### Task goal:
Repeat each record word for word. Leave nothing out.

### Data under study:
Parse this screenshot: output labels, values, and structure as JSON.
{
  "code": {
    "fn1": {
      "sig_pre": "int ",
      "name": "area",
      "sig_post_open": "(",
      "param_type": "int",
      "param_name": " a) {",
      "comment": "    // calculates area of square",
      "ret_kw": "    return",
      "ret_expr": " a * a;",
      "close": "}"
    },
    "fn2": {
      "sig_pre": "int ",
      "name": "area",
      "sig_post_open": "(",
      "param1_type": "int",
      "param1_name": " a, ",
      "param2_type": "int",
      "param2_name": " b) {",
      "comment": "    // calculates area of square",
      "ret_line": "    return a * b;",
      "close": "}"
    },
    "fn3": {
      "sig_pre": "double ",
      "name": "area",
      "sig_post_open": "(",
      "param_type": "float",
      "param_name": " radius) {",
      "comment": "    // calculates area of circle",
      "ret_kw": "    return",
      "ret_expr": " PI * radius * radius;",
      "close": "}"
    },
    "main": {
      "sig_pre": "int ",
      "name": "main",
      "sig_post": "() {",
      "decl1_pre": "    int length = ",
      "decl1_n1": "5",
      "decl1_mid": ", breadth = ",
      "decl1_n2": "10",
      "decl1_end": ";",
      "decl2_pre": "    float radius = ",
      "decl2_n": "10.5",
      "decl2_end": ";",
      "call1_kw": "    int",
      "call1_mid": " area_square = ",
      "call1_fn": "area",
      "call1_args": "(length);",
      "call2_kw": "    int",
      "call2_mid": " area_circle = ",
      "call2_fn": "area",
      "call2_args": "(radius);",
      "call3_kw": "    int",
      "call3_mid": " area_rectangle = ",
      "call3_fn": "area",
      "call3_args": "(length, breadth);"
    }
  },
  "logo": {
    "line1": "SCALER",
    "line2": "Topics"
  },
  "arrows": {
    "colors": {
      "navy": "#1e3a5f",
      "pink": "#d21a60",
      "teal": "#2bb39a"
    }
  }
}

### Result of this exercise:
Parse this screenshot: output labels, values, and structure as JSON.
{
  "code": {
    "fn1": {
      "sig_pre": "int ",
      "name": "area",
      "sig_post_open": "(",
      "param_type": "int",
      "param_name": " a) {",
      "comment": "    // calculates area of square",
      "ret_kw": "    return",
      "ret_expr": " a * a;",
      "close": "}"
    },
    "fn2": {
      "sig_pre": "int ",
      "name": "area",
      "sig_post_open": "(",
      "param1_type": "int",
      "param1_name": " a, ",
      "param2_type": "int",
      "param2_name": " b) {",
      "comment": "    // calculates area of square",
      "ret_line": "    return a * b;",
      "close": "}"
    },
    "fn3": {
      "sig_pre": "double ",
      "name": "area",
      "sig_post_open": "(",
      "param_type": "float",
      "param_name": " radius) {",
      "comment": "    // calculates area of circle",
      "ret_kw": "    return",
      "ret_expr": " PI * radius * radius;",
      "close": "}"
    },
    "main": {
      "sig_pre": "int ",
      "name": "main",
      "sig_post": "() {",
      "decl1_pre": "    int length = ",
      "decl1_n1": "5",
      "decl1_mid": ", breadth = ",
      "decl1_n2": "10",
      "decl1_end": ";",
      "decl2_pre": "    float radius = ",
      "decl2_n": "10.5",
      "decl2_end": ";",
      "call1_kw": "    int",
      "call1_mid": " area_square = ",
      "call1_fn": "area",
      "call1_args": "(length);",
      "call2_kw": "    int",
      "call2_mid": " area_circle = ",
      "call2_fn": "area",
      "call2_args": "(radius);",
      "call3_kw": "    int",
      "call3_mid": " area_rectangle = ",
      "call3_fn": "area",
      "call3_args": "(length, breadth);"
    }
  },
  "logo": {
    "line1": "SCALER",
    "line2": "Topics"
  },
  "arrows": {
    "colors": {
      "navy": "#1e3a5f",
      "pink": "#d21a60",
      "teal": "#2bb39a"
    }
  }
}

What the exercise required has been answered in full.